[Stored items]

----

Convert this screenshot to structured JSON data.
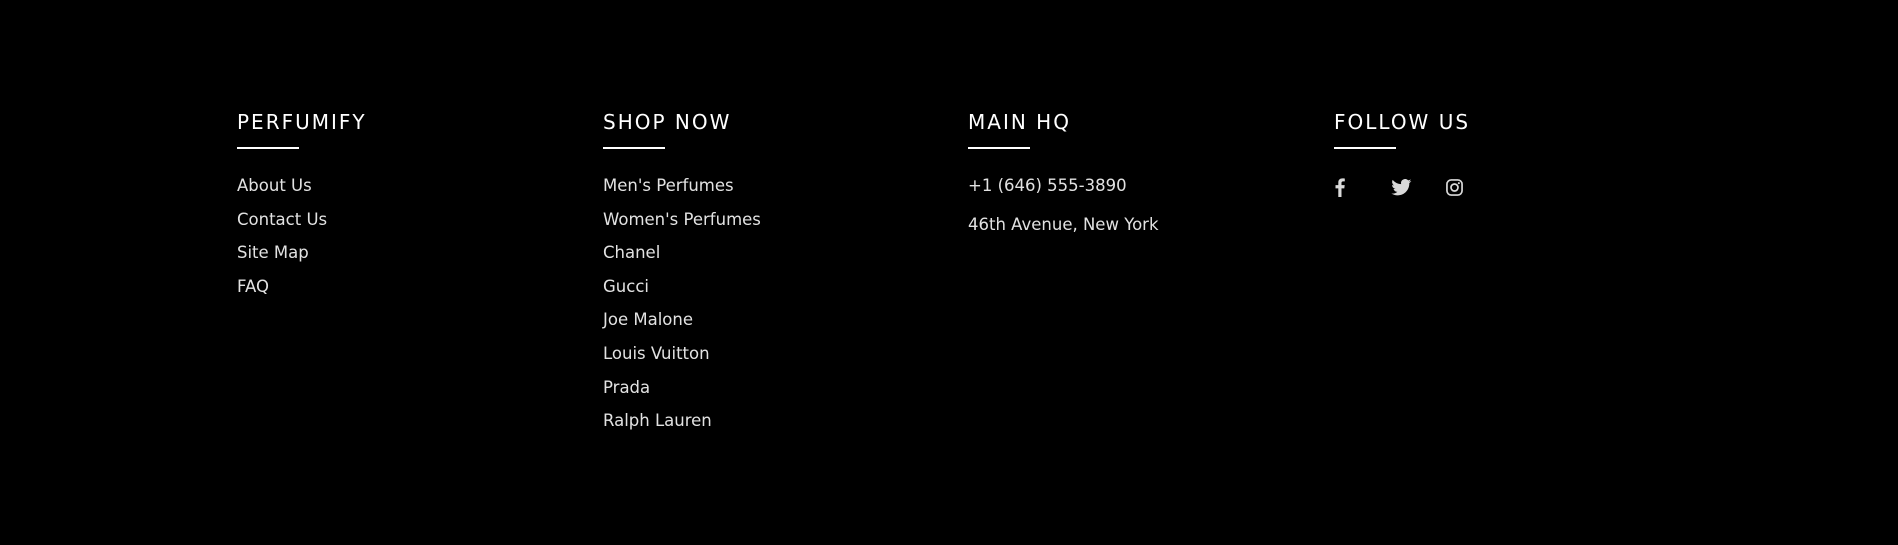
{
  "columns": [
    {
      "heading": "PERFUMIFY",
      "links": [
        "About Us",
        "Contact Us",
        "Site Map",
        "FAQ"
      ]
    },
    {
      "heading": "SHOP NOW",
      "links": [
        "Men's Perfumes",
        "Women's Perfumes",
        "Chanel",
        "Gucci",
        "Joe Malone",
        "Louis Vuitton",
        "Prada",
        "Ralph Lauren"
      ]
    },
    {
      "heading": "MAIN HQ",
      "phone": "+1 (646) 555-3890",
      "address": "46th Avenue, New York"
    },
    {
      "heading": "FOLLOW US",
      "icons": [
        "facebook-icon",
        "twitter-icon",
        "instagram-icon"
      ]
    }
  ],
  "colors": {
    "background": "#000000",
    "heading": "#ffffff",
    "link": "#e2e2e2",
    "icon": "#d9d9d9"
  }
}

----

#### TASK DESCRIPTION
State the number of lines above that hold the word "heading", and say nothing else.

#### ANSWER TO THE EXERCISE
5